What to produce →
Output the entries below so that they read exactly as they do now.

Data provided →
______

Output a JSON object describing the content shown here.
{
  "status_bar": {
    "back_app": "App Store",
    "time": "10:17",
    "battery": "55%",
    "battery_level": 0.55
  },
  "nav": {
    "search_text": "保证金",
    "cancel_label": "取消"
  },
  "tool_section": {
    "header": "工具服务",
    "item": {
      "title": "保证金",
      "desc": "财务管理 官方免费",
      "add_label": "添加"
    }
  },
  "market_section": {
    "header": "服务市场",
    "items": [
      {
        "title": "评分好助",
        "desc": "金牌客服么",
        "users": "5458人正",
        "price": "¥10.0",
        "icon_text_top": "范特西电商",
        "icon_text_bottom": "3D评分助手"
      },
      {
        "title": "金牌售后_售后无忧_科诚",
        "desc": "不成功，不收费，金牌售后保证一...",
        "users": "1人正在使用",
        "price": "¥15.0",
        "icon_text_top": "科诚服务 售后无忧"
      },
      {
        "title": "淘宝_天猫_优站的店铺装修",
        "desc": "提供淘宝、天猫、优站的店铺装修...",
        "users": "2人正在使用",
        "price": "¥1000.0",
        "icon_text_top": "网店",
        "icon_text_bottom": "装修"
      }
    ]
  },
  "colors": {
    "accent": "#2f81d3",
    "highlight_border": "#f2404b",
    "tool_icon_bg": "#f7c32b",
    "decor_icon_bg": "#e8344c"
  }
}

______

Solution for this exercise →
Output a JSON object describing the content shown here.
{
  "status_bar": {
    "back_app": "App Store",
    "time": "10:17",
    "battery": "55%",
    "battery_level": 0.55
  },
  "nav": {
    "search_text": "保证金",
    "cancel_label": "取消"
  },
  "tool_section": {
    "header": "工具服务",
    "item": {
      "title": "保证金",
      "desc": "财务管理 官方免费",
      "add_label": "添加"
    }
  },
  "market_section": {
    "header": "服务市场",
    "items": [
      {
        "title": "评分好助",
        "desc": "金牌客服么",
        "users": "5458人正",
        "price": "¥10.0",
        "icon_text_top": "范特西电商",
        "icon_text_bottom": "3D评分助手"
      },
      {
        "title": "金牌售后_售后无忧_科诚",
        "desc": "不成功，不收费，金牌售后保证一...",
        "users": "1人正在使用",
        "price": "¥15.0",
        "icon_text_top": "科诚服务 售后无忧"
      },
      {
        "title": "淘宝_天猫_优站的店铺装修",
        "desc": "提供淘宝、天猫、优站的店铺装修...",
        "users": "2人正在使用",
        "price": "¥1000.0",
        "icon_text_top": "网店",
        "icon_text_bottom": "装修"
      }
    ]
  },
  "colors": {
    "accent": "#2f81d3",
    "highlight_border": "#f2404b",
    "tool_icon_bg": "#f7c32b",
    "decor_icon_bg": "#e8344c"
  }
}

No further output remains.